After nearly 3 weeks of secrecy, the German authorities announced that the Museum Island in Berlin had been subjected to a sabotage attack that targeted about 70 artifacts and artifacts at the site, which includes 5 famous museums and is classified by UNESCO as a World Heritage Center, causing irreparable damage.
German press sources speculate that the attack – which occurred on 3 October – may have been carried out by supporters of conspiracy theories and elements of the German hard-right right, which views the Corona pandemic as a vicious plot planned.
And Reuters news agency quoted museum officials as saying that attempts to remove the vandal stains were successful, although traces remain visible.
Museums – located a stone’s throw across the river from Chancellor Angela Merkel’s home in the city center – have been at the heart of the conspiracy theories debate in recent months, and have been the focus of discussions of people refusing to wear masks and prevent Corona measures.
Attila Heldman – a well-known vegetarian chef who spreads conspiracy theories about the Coronavirus – wrote to more than 100,000 followers on the Telegram app that the Pergamon Museum is home to a giant altar reconstruction from the ancient Greek city of Pergamon that contains a “Devil’s Throne,” according to Reuters.
He described the museum as the center of a global conspiracy of “criminals.” Corona, “and wrote,” Here they make human sacrifices at night and defile children. “
On Wednesday morning, police confirmed reports by German media – including the Der Tages Spiegel newspaper and the Deutschland Funk radio station – that unknown perpetrators sprayed an oily liquid on dozens of pieces at the Pergamon Museum, the Neues Museum, the Alte National Museum and other sites.
A spokesman for the Berlin police confirmed that unknown persons sprayed oil in museums during the visits period, without yet knowing how they did so. The vandalism affected Egyptian artifacts, including sarcophagi and old paintings, and the material used by the vandals caused visible stains on the antiquities.

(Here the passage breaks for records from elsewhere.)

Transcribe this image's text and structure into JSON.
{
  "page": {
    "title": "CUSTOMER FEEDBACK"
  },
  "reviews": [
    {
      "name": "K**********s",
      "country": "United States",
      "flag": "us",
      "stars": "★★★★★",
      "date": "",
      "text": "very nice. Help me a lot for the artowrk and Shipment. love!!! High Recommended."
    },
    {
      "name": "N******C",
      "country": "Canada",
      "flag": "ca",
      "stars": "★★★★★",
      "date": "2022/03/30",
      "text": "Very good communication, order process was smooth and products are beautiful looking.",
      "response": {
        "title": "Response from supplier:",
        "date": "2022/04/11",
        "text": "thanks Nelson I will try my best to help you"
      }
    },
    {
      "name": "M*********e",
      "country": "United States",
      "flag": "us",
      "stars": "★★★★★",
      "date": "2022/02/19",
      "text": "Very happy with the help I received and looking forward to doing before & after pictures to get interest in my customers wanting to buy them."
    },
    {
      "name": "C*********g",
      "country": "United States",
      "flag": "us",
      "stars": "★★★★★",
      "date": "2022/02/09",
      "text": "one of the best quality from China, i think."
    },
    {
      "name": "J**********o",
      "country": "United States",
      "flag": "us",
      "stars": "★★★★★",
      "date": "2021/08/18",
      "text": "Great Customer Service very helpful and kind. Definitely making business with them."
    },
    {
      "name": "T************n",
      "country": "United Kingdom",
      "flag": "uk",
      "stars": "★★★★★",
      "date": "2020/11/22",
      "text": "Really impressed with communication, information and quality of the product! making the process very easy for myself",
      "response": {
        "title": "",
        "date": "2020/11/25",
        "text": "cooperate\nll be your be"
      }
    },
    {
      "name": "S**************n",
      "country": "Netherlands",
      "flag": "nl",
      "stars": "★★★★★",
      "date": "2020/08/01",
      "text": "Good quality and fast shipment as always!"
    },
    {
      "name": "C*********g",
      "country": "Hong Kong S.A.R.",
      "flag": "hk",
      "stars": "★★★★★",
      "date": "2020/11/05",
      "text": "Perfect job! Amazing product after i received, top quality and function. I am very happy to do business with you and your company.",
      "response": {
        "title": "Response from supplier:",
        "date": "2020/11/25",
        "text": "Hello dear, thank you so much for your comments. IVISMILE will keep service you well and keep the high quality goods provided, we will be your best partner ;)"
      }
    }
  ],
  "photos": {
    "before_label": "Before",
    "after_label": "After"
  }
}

Berlin police reported that they had investigated the attack, but had not made it public for reasons that it described as strategic.
The memory of unity
Media reports indicated that the crime took place on October 3, the day of German unity and the 30th anniversary of the reunification of East and West Germany.
The German daily Die Zeit wrote that the vandalism was “one of the biggest attacks on artworks and antiquities in the post-war history of Germany.” Among the damaged pieces were Egyptian stone coffins, sculptures and a number of statues, and the liquid left visible spots on artworks and antiques.
The attack included artifacts in the new Berlin Museum, which includes a bust of the Pharaonic Queen Nefertiti.
The German Minister of State for Culture Monica Grüters strongly condemned the deliberate damage to dozens of works of art on the Museum Island in Berlin, and considered that the attack was directed against German cultural heritage and against democratic principles.
A long formal silence
The German press questioned the secret of the mystery and silence of the authorities about the crime for nearly 3 weeks.
According to Der Tages Spiegel, the state Criminal Police Office (LKA) wrote to people who visited museums that day and asked if they had seen something suspicious.
A preliminary investigation has been opened into the damage to the holdings since then.
The third of October was also the first day that the museum was opened since March 2020, when the Corona pandemic forced it to close its doors.
The five museums – which make up the Museum Island in the heart of Berlin – are among the most important in the country, as the cultural complex became a UNESCO World Heritage Site in 1999.
The Pergamon Museum celebrated its 90th birthday at the beginning of this month, and it is one of the most famous museums in Germany, attracting nearly a million visitors annually, thanks in large part to the Pergamon Altar, which dates back to the second century BC.
The issue of Museum Island security has been the subject of constant criticism, and in 2017 a gang succeeded in stealing a 100-kilogram (200 pounds) gold coin called the “Big Maple Leaf” worth 3.75 million euros (4.38 million dollars) from the iPod Museum, including the complex robbery peacefully. And a wheelbarrow and an escape car.
The Minister of Culture said that the security precautions for Berlin state museums should be investigated again, and she requested a comprehensive report on this issue.
“It must be clarified how great the damage could have gone unnoticed, and how such attacks can be prevented in the future,” she added.